Creating a Buzz: Part 3

Aug. 24, 2011
Creating a buzz, I hope you are thinking about trying these techniques in your own business. It’s so hard to find uncluttered advertising mediums these days.

Creating a buzz, I hope you are thinking about trying these techniques in your own business. It’s so hard to find uncluttered advertising mediums these days. However, if you follow along and take this information to heart, I believe that you will find a good way to create a buzz about your company. If you do it right, you can have the media talking about you and your company, and that kind of attention is priceless.

This is the last part of this three article series. We’ve defined what creating a buzz means and we’ve talked about the kinds of stories that get media attention and generate interest in your company. Now we will discuss how you can use it to your advantage and develop new business from that exposure.

Mark Hughes, in his book Buzzmarketing, relates the story of Nick Gray and Ryan Farley who created a computer service that worked in conjunction with the old AOL Instant Message (AIM) to display the AIM “away messages” of friends, and it allowed users to see all of their friend’s messages with just a few clicks. They did this as part of Nick’s senior project at Wake Forest University. Nick had had some previous marketing experience from helping to launch AMP energy drinks as a student and he had a good idea of what would work in a college campus setting. Nick outlined a brilliantly unusual campaign that started dramatic growth for his startup company. The point of this story is Nick started the ball rolling with a $7 buzz marketing campaign.

From his experience with AMP Energy Drinks, he knew that slick professional advertising would not work with college students. More than likely it would wind up in the trash without a student ever reading it. He purposely designed an amateurish poster, that didn’t scream professional advertiser, gambling that students would be more inclined to read it. He was right. He printed twenty posters and put them up in high traffic areas of the freshman dorms. Within two days, half the freshman class had signed up for the service; from there it spread to other colleges and to Japan, Germany, and Italy. This turned into a $250,000 revenue stream while Nick was a senior at Wake Forest.

His brand had no polish or a logo but it had lots of personality and stickiness; Nick created a buzz that took off like wild fire. What does this illustrate? Sometimes it pays to show your underwear because people can relate to a company that isn’t perfect better than a slick polished high dollar marketing campaign. What we’re saying is honesty is good policy. If you’re a new company, say you’re a new company, and don’t try to hide or disguise it.

If you can’t purposely bring yourself to design an amateurish campaign, try using your traditional media in a different way. If you use newspaper ads, maybe you create a series of breadcrumb ads on the lower right hand corner of several pages that lead up to a larger ad, something reminiscent of the old Burma Shave billboards. If nobody else is doing it, it will get the readers’ attention.
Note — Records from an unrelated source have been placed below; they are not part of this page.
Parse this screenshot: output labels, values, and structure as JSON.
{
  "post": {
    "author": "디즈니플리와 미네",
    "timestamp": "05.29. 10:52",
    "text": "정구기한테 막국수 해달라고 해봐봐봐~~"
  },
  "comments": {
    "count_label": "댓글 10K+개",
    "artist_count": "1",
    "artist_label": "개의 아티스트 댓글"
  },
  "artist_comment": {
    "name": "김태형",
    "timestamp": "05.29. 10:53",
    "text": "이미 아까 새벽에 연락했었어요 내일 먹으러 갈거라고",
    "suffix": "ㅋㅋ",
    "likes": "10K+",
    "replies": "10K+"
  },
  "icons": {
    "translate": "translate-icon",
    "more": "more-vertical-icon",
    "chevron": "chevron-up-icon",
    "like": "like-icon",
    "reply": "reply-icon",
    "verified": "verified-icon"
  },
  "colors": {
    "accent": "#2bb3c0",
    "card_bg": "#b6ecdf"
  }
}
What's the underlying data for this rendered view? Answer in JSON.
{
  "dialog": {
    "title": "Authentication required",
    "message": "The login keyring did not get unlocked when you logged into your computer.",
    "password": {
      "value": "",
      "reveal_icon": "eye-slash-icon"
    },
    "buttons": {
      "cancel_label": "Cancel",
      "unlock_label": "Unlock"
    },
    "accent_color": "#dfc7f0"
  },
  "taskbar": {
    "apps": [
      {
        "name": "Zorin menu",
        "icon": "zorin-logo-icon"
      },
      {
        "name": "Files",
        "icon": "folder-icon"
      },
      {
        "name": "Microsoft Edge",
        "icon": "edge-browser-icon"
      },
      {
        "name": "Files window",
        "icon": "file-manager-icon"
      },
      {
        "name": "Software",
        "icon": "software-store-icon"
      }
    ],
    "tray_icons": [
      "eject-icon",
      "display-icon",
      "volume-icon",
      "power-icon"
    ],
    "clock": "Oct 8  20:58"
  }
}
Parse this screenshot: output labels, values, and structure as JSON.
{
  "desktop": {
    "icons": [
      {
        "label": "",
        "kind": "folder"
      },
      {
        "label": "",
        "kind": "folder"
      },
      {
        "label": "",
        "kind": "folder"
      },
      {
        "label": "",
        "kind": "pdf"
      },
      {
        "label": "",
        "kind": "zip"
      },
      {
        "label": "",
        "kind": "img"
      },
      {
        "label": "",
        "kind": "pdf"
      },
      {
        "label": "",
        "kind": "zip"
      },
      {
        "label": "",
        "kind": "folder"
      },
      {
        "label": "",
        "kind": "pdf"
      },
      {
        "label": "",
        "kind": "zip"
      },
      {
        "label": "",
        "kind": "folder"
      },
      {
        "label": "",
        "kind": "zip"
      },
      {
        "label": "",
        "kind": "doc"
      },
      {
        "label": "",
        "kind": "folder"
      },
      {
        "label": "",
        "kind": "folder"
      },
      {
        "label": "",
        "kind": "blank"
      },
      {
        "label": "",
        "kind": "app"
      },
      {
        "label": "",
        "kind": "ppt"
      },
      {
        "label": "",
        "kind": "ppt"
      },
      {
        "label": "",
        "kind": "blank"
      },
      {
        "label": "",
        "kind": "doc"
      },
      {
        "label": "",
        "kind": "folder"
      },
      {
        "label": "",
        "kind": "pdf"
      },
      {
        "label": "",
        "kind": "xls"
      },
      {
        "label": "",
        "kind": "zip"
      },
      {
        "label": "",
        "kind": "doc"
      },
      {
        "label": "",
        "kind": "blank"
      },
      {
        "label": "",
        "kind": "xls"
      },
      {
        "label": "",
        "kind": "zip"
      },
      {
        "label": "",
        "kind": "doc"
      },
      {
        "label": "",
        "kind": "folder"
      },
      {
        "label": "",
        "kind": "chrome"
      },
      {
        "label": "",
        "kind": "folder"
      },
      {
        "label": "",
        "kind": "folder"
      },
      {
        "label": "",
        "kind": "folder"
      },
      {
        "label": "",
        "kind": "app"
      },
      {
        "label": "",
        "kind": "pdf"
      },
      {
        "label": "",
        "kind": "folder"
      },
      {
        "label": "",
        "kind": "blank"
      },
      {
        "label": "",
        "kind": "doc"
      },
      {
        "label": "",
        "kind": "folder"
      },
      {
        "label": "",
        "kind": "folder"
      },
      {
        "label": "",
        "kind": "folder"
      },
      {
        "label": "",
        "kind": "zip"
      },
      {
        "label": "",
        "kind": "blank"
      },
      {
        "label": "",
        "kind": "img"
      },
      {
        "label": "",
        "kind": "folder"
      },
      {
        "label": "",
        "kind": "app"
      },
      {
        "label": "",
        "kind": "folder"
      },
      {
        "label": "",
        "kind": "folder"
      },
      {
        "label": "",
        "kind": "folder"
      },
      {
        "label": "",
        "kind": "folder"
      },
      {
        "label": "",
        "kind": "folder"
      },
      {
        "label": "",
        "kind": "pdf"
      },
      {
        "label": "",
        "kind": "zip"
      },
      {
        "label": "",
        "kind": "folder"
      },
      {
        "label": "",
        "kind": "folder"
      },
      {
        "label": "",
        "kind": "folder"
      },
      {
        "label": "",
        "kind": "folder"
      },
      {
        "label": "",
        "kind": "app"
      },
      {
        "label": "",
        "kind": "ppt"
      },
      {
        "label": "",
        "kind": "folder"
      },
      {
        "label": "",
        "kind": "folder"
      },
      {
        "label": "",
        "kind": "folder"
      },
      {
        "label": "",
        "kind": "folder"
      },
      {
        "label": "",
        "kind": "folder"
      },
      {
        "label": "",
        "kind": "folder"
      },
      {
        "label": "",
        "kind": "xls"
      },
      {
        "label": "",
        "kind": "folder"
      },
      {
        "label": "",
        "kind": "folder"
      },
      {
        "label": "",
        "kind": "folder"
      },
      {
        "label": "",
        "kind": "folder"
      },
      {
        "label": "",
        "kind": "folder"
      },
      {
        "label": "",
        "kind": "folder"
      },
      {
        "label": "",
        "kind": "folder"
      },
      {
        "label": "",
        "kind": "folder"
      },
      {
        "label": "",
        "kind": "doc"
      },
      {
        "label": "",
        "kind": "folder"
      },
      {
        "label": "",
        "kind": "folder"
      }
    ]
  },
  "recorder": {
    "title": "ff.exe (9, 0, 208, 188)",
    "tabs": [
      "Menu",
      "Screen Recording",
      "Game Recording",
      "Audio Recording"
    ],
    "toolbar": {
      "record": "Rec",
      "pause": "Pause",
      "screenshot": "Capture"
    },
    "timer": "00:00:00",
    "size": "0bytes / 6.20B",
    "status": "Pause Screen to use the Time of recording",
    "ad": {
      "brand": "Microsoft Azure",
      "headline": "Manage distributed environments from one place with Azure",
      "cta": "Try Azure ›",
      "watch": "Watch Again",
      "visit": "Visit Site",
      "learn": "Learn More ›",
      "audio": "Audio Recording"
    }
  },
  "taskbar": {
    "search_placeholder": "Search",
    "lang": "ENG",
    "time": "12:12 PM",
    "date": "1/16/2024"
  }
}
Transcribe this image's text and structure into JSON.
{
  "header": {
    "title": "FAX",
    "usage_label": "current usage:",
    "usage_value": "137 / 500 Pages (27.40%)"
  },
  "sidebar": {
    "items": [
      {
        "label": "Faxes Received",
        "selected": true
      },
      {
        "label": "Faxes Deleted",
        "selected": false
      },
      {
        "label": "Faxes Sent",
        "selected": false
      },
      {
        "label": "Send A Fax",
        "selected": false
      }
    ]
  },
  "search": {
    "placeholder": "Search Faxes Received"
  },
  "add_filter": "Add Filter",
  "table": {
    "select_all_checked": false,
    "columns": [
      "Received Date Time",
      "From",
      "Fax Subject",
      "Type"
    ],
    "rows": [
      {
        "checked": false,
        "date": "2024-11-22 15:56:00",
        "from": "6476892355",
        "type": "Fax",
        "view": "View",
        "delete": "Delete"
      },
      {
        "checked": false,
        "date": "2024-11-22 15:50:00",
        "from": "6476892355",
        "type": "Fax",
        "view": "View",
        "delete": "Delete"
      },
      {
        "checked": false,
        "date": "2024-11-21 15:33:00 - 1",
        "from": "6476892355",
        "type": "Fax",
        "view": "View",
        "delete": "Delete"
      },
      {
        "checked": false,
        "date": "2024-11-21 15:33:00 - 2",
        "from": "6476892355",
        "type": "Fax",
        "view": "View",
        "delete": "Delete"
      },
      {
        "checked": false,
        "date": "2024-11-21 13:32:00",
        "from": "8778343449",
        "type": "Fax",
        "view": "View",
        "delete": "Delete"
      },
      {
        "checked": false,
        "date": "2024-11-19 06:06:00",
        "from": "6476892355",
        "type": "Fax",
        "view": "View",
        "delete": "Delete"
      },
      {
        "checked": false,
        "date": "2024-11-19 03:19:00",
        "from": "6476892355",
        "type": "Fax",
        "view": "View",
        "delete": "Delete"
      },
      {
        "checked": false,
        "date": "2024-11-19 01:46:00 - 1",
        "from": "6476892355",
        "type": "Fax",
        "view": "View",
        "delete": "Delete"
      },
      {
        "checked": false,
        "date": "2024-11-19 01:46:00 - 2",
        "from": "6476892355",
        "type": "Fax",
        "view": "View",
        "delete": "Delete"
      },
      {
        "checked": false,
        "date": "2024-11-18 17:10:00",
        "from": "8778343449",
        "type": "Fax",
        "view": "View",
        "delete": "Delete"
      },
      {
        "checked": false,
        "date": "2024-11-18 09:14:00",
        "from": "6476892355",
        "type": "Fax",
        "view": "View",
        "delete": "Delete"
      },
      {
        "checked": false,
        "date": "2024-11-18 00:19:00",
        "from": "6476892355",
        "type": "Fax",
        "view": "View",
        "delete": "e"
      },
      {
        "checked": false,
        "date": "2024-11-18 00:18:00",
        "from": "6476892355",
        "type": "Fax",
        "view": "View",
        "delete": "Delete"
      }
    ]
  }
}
Look for the un-crowded marketing space and then take advantage of it. Think about your local home show, you pay for your booth, you may even sponsor the event, and that might get your materials handed out at the door along with everybody else’s materials. How much of that that stuff makes it home? Think about what could happen if you placed a post card with incentives to purchase service from you along with a refrigerator magnet attached on every car in the parking lot. If you made the magnet interesting, how many people would keep them? How many phone calls could you get from them?

Be creative in anything you do. Be unique, and look for the uncluttered space. Remember the six areas you can use to get people to start conversations about you. Include the taboo, (sex, lies, and bathroom humor), the unusual, the outrageous, the hilarious, the remarkable, and the secrets, both revealed and unrevealed. Studies have proven these topics will get people to start talking about you. In addition, remember the frequently written story topics that include; the weak battling the strong story, the outrageous story, the big controversy story, the celebrity story, and the hot topic stories.

That’s it for this time. I’ll answer your marketing questions here. Email your questions to [email protected].

My website contains links to all the articles I’ve written for the HVAC-Talk Newsletter. If you want your marketing efforts pay big dividends, contact a marketing professional. I’m available to assist you in all of your marketing efforts. If you need a branding consultation, a complete strategic marketing plan, or help with lead generation, call or send an email to discuss your needs.

Andy Fracica is president and CEO of Fracica Enterprises, Inc., a consulting firm specializing in marketing, PR, social media, and lead generation strategy. He has over 30 years of sales, marketing, and product management experience in the heating ventilating and air conditioning (HVAC) industry. He concentrates on helping manufacturers, distributors, dealers, and startup companies deliver their message in an ever increasingly crowded market by showing them how to do more with less($). Contact him at 260-338-4554, [email protected] or visit the website